• Task requirements:
The answer must be every line of the records in which the string "Choice" appears.

• Material supplied:
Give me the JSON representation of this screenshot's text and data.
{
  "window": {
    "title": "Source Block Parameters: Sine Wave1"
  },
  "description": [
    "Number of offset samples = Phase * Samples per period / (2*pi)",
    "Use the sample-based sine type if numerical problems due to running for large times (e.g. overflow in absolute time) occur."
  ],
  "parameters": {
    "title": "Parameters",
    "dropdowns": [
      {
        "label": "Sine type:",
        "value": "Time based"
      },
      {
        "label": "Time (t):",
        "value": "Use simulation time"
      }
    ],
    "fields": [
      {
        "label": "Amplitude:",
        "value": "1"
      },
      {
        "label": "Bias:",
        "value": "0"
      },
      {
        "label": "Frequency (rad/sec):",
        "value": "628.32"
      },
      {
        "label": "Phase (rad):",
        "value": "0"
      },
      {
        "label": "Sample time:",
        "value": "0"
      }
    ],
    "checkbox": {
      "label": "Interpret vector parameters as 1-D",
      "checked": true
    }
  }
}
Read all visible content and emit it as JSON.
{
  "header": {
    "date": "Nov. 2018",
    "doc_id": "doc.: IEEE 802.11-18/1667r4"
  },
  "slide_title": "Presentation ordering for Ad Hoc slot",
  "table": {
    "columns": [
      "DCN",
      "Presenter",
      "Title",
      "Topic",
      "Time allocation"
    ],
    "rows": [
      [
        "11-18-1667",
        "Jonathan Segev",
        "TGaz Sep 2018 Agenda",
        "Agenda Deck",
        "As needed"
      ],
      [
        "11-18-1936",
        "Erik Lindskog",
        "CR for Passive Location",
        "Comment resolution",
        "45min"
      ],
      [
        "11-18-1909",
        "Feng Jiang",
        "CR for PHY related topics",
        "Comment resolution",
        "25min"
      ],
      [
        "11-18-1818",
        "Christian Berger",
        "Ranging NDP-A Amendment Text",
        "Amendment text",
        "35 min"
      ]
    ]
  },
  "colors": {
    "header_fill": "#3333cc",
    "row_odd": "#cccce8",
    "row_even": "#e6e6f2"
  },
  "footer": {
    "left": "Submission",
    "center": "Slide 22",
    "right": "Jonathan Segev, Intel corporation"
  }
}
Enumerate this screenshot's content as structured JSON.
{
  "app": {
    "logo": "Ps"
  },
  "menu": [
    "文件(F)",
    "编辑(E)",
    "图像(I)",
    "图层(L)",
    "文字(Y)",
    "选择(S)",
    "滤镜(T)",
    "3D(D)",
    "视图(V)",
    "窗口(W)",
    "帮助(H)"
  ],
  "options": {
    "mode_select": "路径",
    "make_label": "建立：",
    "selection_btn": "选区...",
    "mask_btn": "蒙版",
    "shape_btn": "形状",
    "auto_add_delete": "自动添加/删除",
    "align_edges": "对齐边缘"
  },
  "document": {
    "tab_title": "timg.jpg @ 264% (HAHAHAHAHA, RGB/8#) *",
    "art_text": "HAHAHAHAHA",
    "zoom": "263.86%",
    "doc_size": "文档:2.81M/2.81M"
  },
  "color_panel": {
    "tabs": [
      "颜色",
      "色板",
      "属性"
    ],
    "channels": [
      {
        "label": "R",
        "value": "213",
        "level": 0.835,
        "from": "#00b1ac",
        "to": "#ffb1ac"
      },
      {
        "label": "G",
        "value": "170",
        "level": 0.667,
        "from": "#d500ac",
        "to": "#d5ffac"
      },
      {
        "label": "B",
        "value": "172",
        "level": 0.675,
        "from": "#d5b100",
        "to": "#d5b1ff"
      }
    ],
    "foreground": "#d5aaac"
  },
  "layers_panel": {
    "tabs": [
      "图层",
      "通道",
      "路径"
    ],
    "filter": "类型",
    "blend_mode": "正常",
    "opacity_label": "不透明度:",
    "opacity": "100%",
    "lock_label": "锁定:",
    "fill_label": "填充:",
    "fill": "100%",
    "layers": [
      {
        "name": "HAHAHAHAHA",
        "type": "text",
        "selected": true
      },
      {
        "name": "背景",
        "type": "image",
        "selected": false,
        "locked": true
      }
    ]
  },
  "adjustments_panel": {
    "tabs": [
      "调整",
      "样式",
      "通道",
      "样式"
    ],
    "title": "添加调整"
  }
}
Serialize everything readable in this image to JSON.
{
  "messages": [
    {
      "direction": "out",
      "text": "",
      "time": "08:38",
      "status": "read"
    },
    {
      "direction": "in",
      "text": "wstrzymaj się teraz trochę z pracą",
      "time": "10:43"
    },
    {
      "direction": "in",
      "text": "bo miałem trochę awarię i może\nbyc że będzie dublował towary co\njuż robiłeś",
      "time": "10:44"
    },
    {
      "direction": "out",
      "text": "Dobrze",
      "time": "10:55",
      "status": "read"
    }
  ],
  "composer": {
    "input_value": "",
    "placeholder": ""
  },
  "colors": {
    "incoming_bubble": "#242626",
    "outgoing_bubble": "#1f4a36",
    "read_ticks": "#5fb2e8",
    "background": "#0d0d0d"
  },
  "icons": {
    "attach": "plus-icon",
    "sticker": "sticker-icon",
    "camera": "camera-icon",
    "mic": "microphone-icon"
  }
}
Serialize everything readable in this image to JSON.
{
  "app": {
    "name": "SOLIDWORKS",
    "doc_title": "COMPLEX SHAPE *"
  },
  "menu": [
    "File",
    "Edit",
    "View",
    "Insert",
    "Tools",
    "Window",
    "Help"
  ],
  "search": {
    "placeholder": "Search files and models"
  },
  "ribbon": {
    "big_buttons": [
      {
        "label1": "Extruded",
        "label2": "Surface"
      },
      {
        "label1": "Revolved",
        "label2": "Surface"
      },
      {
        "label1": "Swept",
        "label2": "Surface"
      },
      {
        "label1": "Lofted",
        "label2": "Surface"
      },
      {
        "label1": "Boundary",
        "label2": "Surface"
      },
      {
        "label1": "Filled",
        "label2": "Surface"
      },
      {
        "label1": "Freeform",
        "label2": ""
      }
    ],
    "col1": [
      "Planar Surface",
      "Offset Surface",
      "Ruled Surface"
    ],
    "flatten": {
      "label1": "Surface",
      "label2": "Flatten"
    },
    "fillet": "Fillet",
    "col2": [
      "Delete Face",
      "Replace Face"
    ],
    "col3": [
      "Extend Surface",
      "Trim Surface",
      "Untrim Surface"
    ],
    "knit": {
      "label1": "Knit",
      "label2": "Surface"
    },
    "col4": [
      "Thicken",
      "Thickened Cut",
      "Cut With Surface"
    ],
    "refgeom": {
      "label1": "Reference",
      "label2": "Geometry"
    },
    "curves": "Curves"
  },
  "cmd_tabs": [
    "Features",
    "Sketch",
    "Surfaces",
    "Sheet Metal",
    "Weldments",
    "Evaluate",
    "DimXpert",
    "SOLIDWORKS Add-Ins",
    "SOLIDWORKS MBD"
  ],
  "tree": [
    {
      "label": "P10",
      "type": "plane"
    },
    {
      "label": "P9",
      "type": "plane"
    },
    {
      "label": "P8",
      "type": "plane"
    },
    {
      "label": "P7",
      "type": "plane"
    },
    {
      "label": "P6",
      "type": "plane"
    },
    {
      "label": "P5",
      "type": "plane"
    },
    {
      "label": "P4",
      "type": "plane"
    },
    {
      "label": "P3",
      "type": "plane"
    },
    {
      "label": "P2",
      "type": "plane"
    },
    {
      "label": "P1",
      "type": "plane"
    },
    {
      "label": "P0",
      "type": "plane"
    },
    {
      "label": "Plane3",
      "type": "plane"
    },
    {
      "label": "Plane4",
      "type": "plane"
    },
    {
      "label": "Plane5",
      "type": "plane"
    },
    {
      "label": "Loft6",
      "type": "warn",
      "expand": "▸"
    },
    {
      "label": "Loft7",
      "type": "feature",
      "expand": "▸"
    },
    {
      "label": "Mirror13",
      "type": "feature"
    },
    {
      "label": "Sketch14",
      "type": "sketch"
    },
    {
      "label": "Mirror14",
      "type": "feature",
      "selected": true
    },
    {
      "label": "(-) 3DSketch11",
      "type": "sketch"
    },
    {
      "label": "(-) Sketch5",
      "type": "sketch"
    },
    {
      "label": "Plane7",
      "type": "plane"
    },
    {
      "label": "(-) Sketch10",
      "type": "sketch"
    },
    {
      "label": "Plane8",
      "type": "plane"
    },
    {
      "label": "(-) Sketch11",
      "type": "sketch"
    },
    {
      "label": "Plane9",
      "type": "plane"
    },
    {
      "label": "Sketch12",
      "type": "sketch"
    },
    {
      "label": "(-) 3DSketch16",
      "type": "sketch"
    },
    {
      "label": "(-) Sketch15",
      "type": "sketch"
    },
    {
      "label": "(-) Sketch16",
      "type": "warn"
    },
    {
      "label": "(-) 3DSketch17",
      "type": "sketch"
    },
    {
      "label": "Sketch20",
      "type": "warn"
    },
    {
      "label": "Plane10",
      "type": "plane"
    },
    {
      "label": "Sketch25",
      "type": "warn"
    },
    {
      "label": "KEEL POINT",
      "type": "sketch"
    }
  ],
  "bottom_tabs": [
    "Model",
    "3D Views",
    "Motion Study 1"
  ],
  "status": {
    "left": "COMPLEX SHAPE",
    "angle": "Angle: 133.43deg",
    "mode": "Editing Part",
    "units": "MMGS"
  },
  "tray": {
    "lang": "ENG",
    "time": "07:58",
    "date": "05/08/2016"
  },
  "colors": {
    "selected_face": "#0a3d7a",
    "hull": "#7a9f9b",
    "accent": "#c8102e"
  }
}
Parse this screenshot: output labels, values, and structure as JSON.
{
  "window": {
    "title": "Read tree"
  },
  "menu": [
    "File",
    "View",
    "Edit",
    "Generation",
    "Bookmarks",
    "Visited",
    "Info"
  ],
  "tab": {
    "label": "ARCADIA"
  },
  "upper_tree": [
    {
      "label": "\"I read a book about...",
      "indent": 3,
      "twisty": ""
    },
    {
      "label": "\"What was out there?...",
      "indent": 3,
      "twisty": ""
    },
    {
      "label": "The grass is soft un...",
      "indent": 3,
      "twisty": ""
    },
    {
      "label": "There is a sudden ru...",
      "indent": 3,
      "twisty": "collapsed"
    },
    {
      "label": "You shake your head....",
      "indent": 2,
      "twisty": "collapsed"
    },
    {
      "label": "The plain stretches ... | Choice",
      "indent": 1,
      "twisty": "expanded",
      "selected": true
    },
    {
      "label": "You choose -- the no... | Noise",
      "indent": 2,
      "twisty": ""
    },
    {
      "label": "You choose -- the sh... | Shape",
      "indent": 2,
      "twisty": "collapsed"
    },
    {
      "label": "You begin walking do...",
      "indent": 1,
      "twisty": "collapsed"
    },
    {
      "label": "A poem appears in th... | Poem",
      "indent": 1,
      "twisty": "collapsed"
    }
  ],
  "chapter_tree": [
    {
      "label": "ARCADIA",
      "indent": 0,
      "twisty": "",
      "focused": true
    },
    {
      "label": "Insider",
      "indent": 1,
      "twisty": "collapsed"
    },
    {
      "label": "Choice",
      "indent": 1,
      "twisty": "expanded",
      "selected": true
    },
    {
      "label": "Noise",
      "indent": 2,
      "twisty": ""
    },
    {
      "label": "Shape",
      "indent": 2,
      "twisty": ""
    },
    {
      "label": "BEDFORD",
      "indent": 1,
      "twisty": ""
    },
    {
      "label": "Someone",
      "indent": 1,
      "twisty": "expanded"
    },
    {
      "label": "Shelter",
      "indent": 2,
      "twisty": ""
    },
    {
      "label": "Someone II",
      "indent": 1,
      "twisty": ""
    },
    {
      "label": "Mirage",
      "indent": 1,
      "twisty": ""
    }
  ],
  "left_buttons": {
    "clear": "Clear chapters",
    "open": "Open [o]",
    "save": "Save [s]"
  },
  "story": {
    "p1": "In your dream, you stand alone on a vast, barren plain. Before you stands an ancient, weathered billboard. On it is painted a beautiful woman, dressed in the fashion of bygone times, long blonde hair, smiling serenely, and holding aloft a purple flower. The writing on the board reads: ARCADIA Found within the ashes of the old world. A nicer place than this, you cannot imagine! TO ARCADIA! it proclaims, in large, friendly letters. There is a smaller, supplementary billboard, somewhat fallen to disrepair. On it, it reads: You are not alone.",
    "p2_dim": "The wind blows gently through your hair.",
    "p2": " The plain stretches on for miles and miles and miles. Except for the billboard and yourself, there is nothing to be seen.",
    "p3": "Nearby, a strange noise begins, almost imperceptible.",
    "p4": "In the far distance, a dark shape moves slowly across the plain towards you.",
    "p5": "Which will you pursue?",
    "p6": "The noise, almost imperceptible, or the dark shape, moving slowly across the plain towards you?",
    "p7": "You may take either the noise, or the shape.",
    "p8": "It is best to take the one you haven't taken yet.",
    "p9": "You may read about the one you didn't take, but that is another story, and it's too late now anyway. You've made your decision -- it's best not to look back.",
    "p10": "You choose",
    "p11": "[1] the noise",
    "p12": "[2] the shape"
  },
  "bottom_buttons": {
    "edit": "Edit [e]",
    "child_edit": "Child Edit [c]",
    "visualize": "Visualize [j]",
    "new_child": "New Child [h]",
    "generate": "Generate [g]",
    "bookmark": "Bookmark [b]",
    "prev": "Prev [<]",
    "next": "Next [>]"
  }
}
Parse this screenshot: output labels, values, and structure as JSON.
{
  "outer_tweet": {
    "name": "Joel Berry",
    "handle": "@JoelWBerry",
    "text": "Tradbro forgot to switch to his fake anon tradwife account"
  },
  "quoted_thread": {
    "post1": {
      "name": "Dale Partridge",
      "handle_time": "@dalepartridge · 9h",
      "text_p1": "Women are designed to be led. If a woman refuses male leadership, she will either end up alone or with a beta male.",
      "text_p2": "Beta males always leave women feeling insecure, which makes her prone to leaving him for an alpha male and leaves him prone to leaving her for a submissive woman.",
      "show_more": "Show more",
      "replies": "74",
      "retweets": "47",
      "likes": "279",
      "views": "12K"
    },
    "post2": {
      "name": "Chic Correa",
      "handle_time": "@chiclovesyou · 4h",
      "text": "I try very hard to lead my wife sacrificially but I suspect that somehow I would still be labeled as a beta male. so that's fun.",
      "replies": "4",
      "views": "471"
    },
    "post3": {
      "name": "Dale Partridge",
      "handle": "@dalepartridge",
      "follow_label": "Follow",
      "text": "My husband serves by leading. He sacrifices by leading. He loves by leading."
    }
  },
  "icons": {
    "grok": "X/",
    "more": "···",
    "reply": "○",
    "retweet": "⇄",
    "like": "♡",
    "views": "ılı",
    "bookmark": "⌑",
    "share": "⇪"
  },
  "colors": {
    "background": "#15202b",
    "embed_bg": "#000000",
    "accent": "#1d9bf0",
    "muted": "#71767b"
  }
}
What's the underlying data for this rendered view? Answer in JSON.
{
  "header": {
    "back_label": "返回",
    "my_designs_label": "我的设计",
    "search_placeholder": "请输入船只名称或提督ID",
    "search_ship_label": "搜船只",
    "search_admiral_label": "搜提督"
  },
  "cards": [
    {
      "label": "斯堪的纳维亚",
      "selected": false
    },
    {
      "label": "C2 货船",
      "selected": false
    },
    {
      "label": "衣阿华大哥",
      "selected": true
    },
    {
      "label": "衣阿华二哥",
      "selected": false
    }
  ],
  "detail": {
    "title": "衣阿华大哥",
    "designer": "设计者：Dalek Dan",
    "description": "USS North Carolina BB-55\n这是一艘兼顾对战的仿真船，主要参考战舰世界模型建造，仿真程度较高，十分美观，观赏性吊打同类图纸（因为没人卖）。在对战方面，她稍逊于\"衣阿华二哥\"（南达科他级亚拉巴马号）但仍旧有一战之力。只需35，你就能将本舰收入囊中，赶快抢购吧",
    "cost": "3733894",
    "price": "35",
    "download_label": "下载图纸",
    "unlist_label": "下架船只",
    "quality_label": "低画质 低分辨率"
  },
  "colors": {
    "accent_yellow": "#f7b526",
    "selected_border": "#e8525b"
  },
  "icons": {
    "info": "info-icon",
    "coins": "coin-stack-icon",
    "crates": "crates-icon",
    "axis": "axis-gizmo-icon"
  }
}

• Response:
      "label": "The plain stretches ... | Choice",
      "label": "Choice",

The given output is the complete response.